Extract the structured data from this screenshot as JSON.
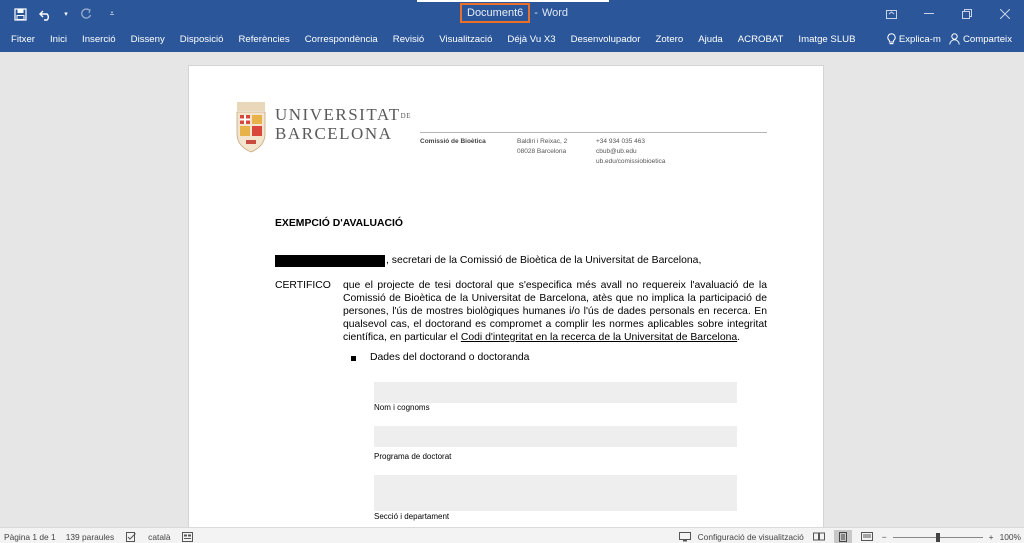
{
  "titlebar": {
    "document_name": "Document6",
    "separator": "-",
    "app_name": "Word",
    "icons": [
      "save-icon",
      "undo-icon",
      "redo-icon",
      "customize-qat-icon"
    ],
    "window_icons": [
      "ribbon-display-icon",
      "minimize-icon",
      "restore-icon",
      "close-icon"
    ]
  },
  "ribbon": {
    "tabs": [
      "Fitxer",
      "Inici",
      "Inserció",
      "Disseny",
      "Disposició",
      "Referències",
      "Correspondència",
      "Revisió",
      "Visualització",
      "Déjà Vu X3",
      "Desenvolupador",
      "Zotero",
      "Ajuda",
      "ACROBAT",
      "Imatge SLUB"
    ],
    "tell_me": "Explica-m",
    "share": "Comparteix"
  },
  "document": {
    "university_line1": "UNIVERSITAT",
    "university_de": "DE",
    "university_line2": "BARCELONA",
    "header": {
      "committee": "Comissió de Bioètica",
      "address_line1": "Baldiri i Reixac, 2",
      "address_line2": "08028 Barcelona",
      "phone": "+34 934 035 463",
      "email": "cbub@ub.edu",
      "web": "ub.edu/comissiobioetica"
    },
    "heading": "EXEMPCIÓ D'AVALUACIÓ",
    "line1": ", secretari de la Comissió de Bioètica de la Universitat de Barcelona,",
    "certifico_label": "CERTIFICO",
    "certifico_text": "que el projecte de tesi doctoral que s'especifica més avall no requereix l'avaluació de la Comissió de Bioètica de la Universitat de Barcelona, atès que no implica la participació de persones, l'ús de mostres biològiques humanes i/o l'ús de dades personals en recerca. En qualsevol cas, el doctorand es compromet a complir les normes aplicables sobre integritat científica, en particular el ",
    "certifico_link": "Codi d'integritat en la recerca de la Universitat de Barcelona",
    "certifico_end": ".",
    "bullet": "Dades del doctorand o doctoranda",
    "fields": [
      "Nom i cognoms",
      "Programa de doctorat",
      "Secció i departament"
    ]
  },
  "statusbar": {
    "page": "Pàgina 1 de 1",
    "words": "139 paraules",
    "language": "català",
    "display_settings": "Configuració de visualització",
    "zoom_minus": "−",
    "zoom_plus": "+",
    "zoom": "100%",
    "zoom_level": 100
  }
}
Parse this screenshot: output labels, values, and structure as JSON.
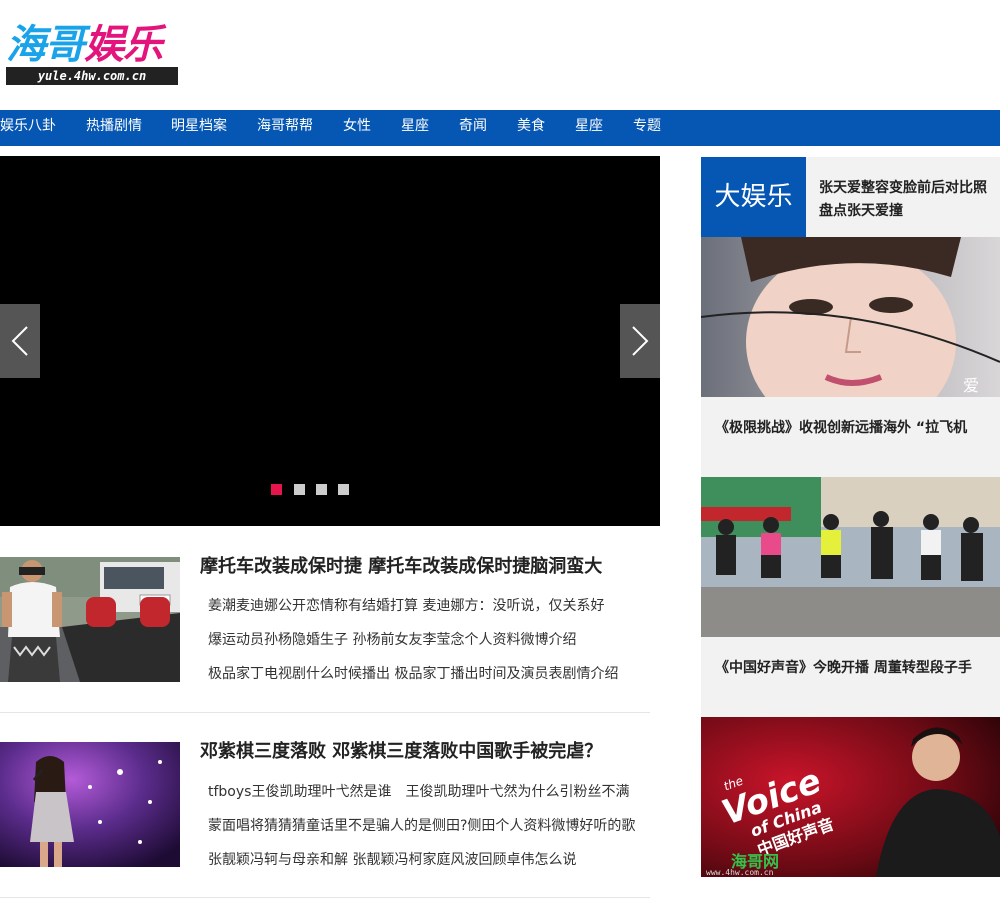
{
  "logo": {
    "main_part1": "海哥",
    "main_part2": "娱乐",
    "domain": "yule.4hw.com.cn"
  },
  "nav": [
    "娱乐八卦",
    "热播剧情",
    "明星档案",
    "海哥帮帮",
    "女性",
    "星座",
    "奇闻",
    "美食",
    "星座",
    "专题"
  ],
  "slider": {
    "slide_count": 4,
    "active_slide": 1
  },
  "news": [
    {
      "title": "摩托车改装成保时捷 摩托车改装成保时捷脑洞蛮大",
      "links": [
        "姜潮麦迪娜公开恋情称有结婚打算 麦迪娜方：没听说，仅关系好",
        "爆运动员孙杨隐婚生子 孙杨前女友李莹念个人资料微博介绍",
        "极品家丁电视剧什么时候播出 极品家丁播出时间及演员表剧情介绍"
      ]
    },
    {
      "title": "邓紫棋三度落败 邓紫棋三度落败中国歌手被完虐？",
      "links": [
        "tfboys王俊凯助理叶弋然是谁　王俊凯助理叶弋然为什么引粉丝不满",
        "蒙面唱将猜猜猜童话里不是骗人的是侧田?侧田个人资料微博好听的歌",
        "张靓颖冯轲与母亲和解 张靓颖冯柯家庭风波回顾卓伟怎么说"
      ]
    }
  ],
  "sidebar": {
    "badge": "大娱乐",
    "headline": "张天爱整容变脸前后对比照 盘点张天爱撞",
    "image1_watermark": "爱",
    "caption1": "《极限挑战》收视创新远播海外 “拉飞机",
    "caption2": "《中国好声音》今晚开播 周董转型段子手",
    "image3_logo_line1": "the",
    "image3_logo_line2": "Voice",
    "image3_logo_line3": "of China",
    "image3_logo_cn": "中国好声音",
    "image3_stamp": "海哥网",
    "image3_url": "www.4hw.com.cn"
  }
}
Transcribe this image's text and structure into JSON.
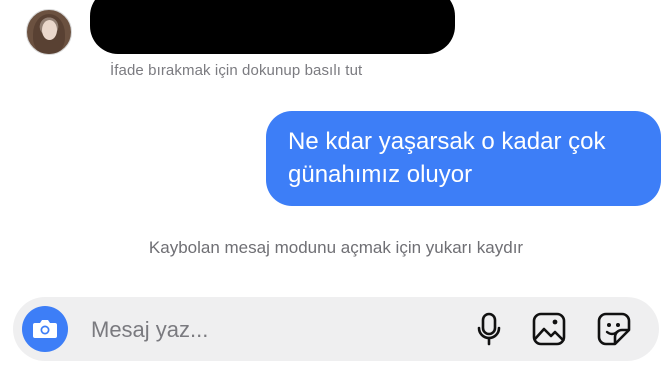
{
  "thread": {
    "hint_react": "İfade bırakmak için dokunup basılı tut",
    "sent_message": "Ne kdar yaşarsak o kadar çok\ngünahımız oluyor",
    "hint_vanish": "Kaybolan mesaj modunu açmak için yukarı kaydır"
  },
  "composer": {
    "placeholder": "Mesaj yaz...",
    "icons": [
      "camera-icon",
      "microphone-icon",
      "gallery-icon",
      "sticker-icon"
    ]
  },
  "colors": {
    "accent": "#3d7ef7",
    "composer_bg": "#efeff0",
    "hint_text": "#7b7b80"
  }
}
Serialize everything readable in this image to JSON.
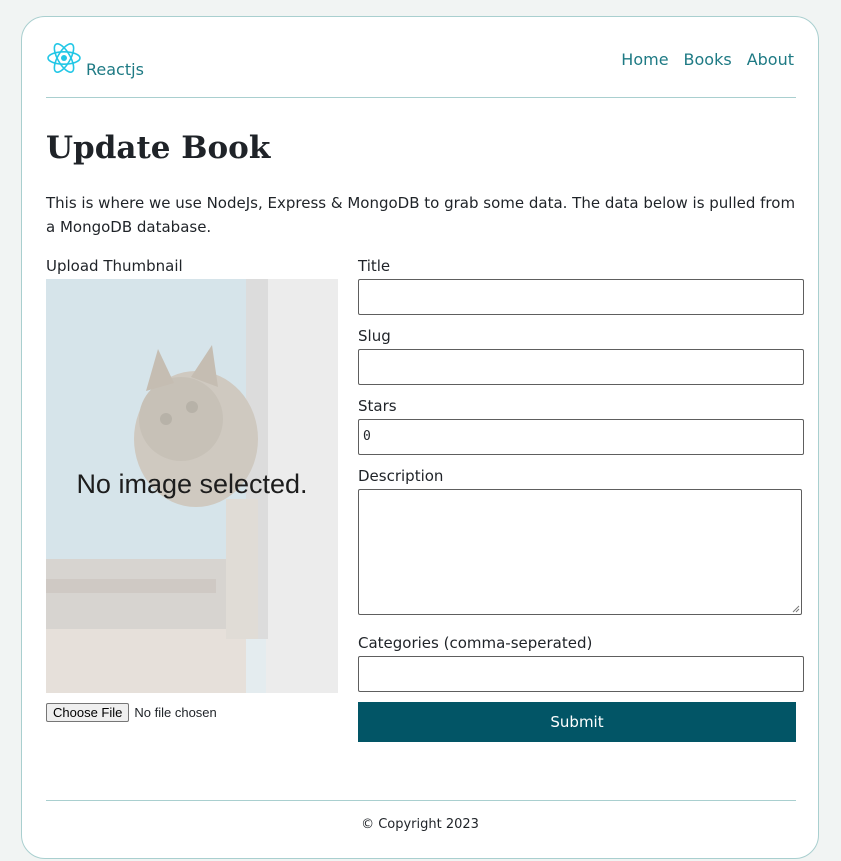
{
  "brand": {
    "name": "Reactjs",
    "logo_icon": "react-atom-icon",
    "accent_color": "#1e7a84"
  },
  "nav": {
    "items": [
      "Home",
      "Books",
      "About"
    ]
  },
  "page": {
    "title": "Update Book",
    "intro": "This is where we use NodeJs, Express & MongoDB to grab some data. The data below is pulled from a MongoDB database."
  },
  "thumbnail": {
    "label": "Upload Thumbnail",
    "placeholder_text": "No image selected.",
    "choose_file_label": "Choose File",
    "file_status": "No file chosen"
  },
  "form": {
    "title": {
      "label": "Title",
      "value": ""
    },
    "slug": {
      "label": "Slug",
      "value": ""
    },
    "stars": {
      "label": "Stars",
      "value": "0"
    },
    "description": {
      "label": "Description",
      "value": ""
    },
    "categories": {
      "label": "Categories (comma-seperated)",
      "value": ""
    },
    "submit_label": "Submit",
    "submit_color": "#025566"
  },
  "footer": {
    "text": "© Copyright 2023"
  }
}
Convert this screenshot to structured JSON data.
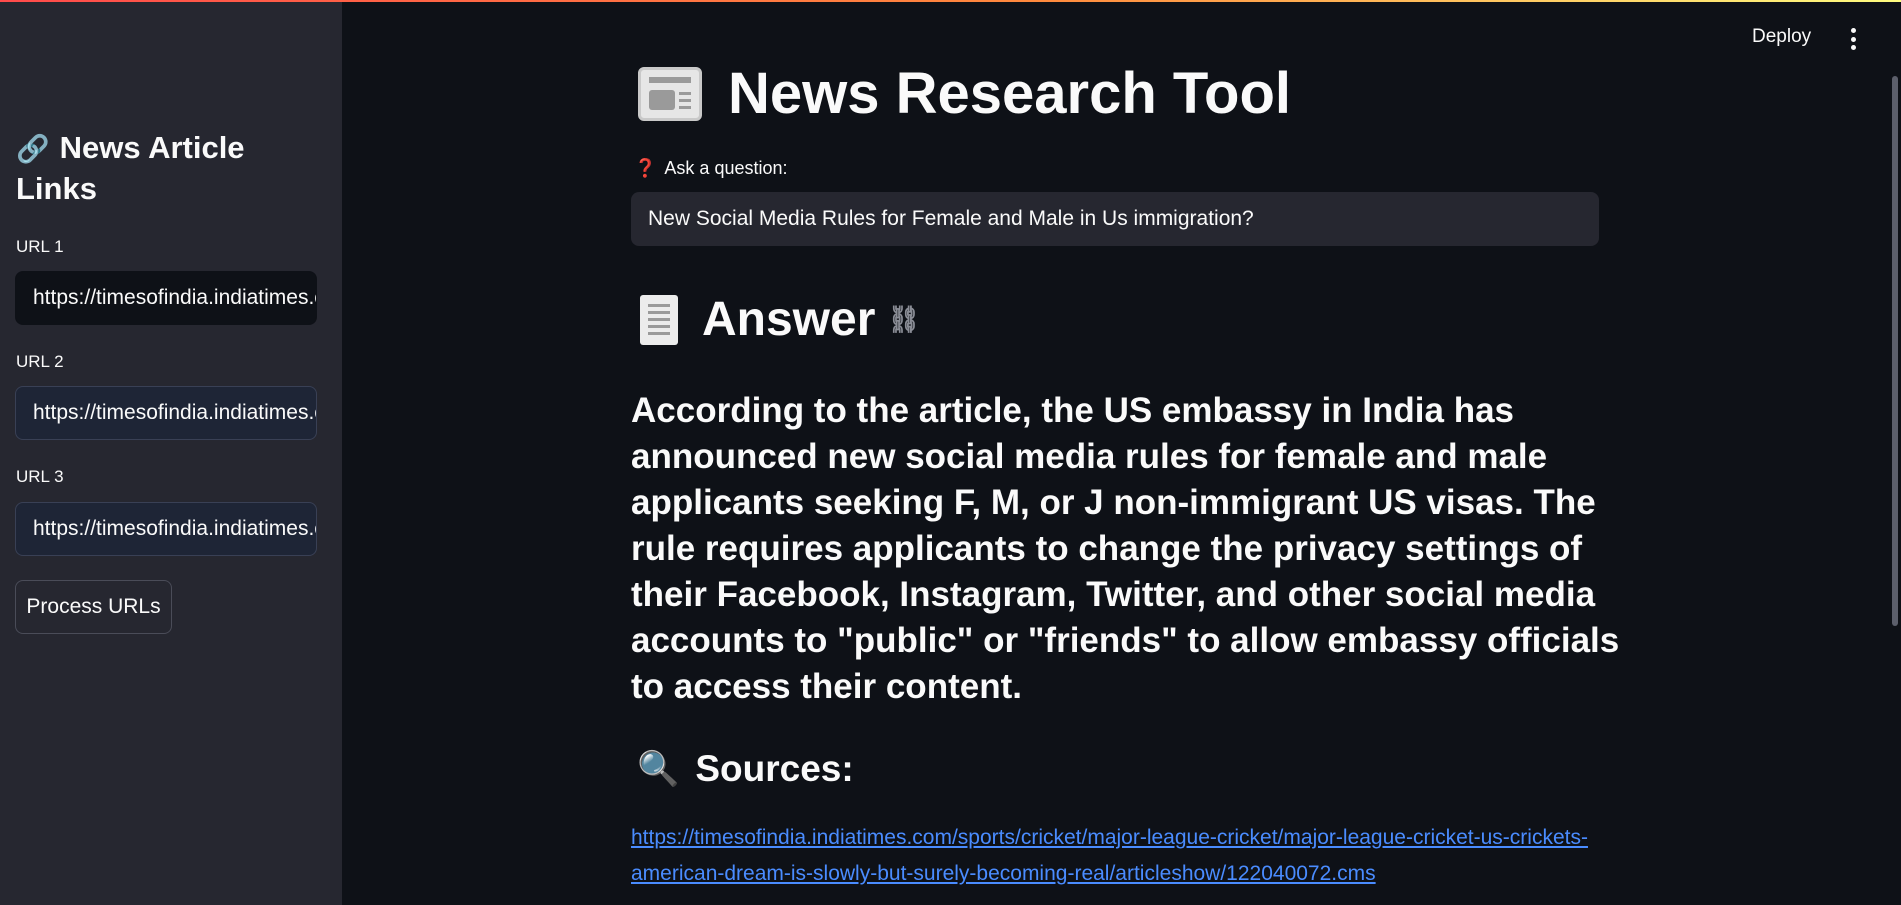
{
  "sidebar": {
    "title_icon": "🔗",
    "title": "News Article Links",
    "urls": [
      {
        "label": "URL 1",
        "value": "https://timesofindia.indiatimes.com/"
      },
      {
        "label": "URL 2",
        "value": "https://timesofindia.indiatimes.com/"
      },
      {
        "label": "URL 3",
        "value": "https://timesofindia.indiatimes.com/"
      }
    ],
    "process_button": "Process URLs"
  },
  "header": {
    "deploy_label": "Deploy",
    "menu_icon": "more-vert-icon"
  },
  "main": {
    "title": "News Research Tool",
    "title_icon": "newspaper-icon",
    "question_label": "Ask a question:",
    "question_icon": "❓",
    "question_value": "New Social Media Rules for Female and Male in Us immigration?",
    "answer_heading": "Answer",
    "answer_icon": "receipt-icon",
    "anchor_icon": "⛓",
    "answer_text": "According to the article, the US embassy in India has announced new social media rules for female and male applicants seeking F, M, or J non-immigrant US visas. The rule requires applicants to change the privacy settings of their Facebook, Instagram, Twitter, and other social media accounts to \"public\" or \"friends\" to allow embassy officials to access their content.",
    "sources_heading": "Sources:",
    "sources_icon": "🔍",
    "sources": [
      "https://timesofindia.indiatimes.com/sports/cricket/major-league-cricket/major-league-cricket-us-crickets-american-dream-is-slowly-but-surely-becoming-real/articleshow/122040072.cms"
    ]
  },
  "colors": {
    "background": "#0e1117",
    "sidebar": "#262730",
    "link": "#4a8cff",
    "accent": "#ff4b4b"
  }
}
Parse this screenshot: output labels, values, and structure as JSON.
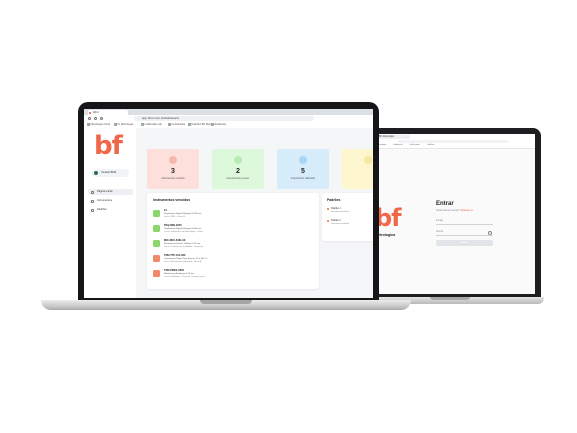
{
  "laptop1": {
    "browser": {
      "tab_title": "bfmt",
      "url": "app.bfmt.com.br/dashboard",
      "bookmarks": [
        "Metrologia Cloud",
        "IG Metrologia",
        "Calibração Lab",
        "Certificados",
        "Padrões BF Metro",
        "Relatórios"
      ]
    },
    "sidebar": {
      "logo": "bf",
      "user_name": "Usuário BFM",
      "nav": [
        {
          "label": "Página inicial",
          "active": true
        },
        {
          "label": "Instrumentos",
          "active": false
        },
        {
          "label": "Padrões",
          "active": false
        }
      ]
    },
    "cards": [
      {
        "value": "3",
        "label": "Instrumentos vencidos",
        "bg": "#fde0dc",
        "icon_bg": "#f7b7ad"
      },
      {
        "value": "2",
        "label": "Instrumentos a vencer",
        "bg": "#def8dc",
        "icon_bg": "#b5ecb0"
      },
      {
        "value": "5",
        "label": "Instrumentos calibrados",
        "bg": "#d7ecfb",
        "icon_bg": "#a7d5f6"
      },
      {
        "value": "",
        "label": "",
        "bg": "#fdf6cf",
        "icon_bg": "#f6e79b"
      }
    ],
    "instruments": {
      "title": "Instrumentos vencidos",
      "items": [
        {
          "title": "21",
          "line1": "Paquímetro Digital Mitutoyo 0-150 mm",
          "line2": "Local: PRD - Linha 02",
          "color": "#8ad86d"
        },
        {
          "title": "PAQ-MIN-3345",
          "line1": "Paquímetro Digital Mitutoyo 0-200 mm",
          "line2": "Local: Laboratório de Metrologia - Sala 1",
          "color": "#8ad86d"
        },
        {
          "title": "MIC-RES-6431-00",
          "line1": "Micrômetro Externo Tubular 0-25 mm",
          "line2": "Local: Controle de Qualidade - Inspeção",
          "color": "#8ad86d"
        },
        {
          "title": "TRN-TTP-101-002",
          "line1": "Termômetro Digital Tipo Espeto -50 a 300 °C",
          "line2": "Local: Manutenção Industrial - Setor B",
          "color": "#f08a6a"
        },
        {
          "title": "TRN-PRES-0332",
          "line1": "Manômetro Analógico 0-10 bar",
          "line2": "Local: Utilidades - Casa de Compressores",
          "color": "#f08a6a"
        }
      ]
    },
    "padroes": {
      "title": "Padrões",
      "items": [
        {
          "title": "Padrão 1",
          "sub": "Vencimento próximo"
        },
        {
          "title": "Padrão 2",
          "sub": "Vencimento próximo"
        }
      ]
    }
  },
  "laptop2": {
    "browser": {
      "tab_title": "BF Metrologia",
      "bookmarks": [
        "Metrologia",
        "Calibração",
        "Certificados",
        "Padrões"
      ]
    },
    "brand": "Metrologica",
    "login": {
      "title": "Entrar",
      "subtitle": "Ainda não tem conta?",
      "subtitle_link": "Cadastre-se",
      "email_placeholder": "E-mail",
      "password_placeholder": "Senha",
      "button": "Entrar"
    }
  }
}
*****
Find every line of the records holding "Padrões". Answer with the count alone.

4